Data for this exercise>
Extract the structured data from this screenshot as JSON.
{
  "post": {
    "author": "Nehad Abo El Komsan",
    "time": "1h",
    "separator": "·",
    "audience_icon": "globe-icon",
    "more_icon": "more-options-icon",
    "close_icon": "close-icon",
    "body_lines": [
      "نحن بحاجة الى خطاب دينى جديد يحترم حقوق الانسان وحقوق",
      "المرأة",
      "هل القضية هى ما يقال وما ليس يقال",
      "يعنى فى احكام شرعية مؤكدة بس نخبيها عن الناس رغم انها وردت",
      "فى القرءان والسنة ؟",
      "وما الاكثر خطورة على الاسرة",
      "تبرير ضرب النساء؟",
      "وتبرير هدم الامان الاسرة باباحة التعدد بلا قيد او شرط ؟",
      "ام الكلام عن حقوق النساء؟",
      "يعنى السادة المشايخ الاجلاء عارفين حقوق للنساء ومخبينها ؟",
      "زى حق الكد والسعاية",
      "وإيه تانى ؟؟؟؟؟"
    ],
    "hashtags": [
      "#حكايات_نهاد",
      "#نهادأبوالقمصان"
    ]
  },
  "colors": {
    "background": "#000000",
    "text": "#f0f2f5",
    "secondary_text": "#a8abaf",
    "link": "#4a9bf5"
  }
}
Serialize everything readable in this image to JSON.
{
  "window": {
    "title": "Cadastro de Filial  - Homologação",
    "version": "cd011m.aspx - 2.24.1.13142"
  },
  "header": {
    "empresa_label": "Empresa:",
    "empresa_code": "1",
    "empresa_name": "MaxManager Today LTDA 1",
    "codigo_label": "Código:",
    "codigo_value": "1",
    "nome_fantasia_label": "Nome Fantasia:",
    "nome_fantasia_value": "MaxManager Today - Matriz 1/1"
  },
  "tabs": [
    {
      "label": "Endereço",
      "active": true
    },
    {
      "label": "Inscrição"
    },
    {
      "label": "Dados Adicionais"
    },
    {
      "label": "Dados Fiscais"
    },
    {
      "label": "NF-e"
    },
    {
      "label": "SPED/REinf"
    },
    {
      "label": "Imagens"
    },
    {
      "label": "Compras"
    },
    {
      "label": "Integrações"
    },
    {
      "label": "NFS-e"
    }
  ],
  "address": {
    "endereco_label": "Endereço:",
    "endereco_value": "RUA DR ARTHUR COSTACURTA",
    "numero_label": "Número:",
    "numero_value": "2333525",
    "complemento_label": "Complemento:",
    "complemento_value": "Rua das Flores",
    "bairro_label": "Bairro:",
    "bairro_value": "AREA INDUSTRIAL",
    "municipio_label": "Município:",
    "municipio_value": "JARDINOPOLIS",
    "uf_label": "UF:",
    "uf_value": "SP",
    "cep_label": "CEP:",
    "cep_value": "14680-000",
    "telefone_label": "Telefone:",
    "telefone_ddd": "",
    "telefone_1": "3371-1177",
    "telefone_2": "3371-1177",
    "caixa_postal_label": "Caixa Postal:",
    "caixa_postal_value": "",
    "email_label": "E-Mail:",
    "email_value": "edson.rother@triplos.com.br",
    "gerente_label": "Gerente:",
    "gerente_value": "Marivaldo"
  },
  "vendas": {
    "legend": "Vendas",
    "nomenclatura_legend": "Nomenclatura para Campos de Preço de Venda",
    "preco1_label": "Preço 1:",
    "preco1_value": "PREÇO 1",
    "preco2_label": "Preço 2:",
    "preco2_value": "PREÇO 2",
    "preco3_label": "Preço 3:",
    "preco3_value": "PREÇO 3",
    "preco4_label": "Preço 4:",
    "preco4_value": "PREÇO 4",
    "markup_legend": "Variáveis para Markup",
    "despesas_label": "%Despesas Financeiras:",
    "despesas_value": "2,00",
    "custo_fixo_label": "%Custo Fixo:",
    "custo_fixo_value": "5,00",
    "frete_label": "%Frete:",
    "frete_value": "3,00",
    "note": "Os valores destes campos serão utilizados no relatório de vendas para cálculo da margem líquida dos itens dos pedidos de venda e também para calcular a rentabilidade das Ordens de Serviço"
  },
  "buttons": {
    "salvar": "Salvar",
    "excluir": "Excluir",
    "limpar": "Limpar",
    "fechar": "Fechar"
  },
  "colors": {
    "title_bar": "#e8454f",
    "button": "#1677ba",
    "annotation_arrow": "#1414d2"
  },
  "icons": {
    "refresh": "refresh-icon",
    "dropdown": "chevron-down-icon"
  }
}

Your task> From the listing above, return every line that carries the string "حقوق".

Written reply>
      "نحن بحاجة الى خطاب دينى جديد يحترم حقوق الانسان وحقوق",
      "ام الكلام عن حقوق النساء؟",
      "يعنى السادة المشايخ الاجلاء عارفين حقوق للنساء ومخبينها ؟",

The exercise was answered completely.